··· Source data ···

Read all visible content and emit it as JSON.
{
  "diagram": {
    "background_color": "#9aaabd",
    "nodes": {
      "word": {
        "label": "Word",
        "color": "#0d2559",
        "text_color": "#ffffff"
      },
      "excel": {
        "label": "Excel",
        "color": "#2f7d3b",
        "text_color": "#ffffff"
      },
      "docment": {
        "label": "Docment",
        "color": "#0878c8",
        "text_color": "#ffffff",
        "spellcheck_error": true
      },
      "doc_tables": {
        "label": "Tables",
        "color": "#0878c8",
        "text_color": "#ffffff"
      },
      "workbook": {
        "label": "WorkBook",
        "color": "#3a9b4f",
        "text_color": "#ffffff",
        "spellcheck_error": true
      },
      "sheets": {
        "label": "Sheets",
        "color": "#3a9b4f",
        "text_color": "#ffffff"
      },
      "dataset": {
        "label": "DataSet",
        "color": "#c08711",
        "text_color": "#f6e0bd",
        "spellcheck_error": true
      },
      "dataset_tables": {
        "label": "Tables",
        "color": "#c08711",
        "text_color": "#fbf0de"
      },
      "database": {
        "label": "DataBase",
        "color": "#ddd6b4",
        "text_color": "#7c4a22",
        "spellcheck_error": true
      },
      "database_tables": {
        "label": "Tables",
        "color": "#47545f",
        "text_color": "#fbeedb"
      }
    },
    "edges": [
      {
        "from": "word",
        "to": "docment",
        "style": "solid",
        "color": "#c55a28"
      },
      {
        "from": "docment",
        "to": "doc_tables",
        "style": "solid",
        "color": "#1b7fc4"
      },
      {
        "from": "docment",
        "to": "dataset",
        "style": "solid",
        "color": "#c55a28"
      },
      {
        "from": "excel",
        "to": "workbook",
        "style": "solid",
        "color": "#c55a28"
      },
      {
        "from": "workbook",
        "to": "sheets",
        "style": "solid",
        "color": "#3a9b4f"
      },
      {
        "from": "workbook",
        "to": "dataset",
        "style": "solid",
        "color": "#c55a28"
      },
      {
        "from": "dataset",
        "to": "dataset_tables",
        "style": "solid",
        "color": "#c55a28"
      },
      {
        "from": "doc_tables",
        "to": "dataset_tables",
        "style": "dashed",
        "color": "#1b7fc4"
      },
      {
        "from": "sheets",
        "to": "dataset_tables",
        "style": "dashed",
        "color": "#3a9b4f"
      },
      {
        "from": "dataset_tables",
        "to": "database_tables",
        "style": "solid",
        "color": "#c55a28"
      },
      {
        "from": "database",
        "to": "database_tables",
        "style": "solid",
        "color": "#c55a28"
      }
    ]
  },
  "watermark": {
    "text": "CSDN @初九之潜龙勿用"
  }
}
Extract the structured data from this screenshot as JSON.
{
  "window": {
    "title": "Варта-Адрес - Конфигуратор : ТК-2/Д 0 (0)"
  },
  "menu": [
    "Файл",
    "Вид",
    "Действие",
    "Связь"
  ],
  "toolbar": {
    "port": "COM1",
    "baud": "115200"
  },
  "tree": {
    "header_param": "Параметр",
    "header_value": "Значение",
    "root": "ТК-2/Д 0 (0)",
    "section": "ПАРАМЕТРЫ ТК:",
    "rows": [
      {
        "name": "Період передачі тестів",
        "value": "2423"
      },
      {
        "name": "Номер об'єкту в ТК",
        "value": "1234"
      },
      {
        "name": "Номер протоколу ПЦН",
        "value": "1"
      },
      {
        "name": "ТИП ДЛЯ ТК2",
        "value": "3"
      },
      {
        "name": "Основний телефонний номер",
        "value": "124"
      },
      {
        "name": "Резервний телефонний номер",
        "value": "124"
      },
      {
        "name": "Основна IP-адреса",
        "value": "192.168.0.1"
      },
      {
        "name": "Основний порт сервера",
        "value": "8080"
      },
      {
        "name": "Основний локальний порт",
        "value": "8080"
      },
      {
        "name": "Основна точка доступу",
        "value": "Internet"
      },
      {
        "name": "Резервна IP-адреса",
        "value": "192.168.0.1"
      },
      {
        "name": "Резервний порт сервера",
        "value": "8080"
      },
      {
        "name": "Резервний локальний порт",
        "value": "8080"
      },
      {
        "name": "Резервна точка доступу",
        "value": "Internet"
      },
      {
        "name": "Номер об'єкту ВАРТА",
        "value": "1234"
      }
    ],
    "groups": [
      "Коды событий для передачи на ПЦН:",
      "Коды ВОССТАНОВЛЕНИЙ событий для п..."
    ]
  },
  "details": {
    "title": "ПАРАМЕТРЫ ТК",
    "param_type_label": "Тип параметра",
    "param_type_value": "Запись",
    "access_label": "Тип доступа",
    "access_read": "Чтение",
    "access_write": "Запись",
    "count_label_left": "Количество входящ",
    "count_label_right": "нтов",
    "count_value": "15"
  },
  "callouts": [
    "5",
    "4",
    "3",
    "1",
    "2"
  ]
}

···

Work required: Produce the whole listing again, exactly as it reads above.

Result:
Read all visible content and emit it as JSON.
{
  "diagram": {
    "background_color": "#9aaabd",
    "nodes": {
      "word": {
        "label": "Word",
        "color": "#0d2559",
        "text_color": "#ffffff"
      },
      "excel": {
        "label": "Excel",
        "color": "#2f7d3b",
        "text_color": "#ffffff"
      },
      "docment": {
        "label": "Docment",
        "color": "#0878c8",
        "text_color": "#ffffff",
        "spellcheck_error": true
      },
      "doc_tables": {
        "label": "Tables",
        "color": "#0878c8",
        "text_color": "#ffffff"
      },
      "workbook": {
        "label": "WorkBook",
        "color": "#3a9b4f",
        "text_color": "#ffffff",
        "spellcheck_error": true
      },
      "sheets": {
        "label": "Sheets",
        "color": "#3a9b4f",
        "text_color": "#ffffff"
      },
      "dataset": {
        "label": "DataSet",
        "color": "#c08711",
        "text_color": "#f6e0bd",
        "spellcheck_error": true
      },
      "dataset_tables": {
        "label": "Tables",
        "color": "#c08711",
        "text_color": "#fbf0de"
      },
      "database": {
        "label": "DataBase",
        "color": "#ddd6b4",
        "text_color": "#7c4a22",
        "spellcheck_error": true
      },
      "database_tables": {
        "label": "Tables",
        "color": "#47545f",
        "text_color": "#fbeedb"
      }
    },
    "edges": [
      {
        "from": "word",
        "to": "docment",
        "style": "solid",
        "color": "#c55a28"
      },
      {
        "from": "docment",
        "to": "doc_tables",
        "style": "solid",
        "color": "#1b7fc4"
      },
      {
        "from": "docment",
        "to": "dataset",
        "style": "solid",
        "color": "#c55a28"
      },
      {
        "from": "excel",
        "to": "workbook",
        "style": "solid",
        "color": "#c55a28"
      },
      {
        "from": "workbook",
        "to": "sheets",
        "style": "solid",
        "color": "#3a9b4f"
      },
      {
        "from": "workbook",
        "to": "dataset",
        "style": "solid",
        "color": "#c55a28"
      },
      {
        "from": "dataset",
        "to": "dataset_tables",
        "style": "solid",
        "color": "#c55a28"
      },
      {
        "from": "doc_tables",
        "to": "dataset_tables",
        "style": "dashed",
        "color": "#1b7fc4"
      },
      {
        "from": "sheets",
        "to": "dataset_tables",
        "style": "dashed",
        "color": "#3a9b4f"
      },
      {
        "from": "dataset_tables",
        "to": "database_tables",
        "style": "solid",
        "color": "#c55a28"
      },
      {
        "from": "database",
        "to": "database_tables",
        "style": "solid",
        "color": "#c55a28"
      }
    ]
  },
  "watermark": {
    "text": "CSDN @初九之潜龙勿用"
  }
}
Extract the structured data from this screenshot as JSON.
{
  "window": {
    "title": "Варта-Адрес - Конфигуратор : ТК-2/Д 0 (0)"
  },
  "menu": [
    "Файл",
    "Вид",
    "Действие",
    "Связь"
  ],
  "toolbar": {
    "port": "COM1",
    "baud": "115200"
  },
  "tree": {
    "header_param": "Параметр",
    "header_value": "Значение",
    "root": "ТК-2/Д 0 (0)",
    "section": "ПАРАМЕТРЫ ТК:",
    "rows": [
      {
        "name": "Період передачі тестів",
        "value": "2423"
      },
      {
        "name": "Номер об'єкту в ТК",
        "value": "1234"
      },
      {
        "name": "Номер протоколу ПЦН",
        "value": "1"
      },
      {
        "name": "ТИП ДЛЯ ТК2",
        "value": "3"
      },
      {
        "name": "Основний телефонний номер",
        "value": "124"
      },
      {
        "name": "Резервний телефонний номер",
        "value": "124"
      },
      {
        "name": "Основна IP-адреса",
        "value": "192.168.0.1"
      },
      {
        "name": "Основний порт сервера",
        "value": "8080"
      },
      {
        "name": "Основний локальний порт",
        "value": "8080"
      },
      {
        "name": "Основна точка доступу",
        "value": "Internet"
      },
      {
        "name": "Резервна IP-адреса",
        "value": "192.168.0.1"
      },
      {
        "name": "Резервний порт сервера",
        "value": "8080"
      },
      {
        "name": "Резервний локальний порт",
        "value": "8080"
      },
      {
        "name": "Резервна точка доступу",
        "value": "Internet"
      },
      {
        "name": "Номер об'єкту ВАРТА",
        "value": "1234"
      }
    ],
    "groups": [
      "Коды событий для передачи на ПЦН:",
      "Коды ВОССТАНОВЛЕНИЙ событий для п..."
    ]
  },
  "details": {
    "title": "ПАРАМЕТРЫ ТК",
    "param_type_label": "Тип параметра",
    "param_type_value": "Запись",
    "access_label": "Тип доступа",
    "access_read": "Чтение",
    "access_write": "Запись",
    "count_label_left": "Количество входящ",
    "count_label_right": "нтов",
    "count_value": "15"
  },
  "callouts": [
    "5",
    "4",
    "3",
    "1",
    "2"
  ]
}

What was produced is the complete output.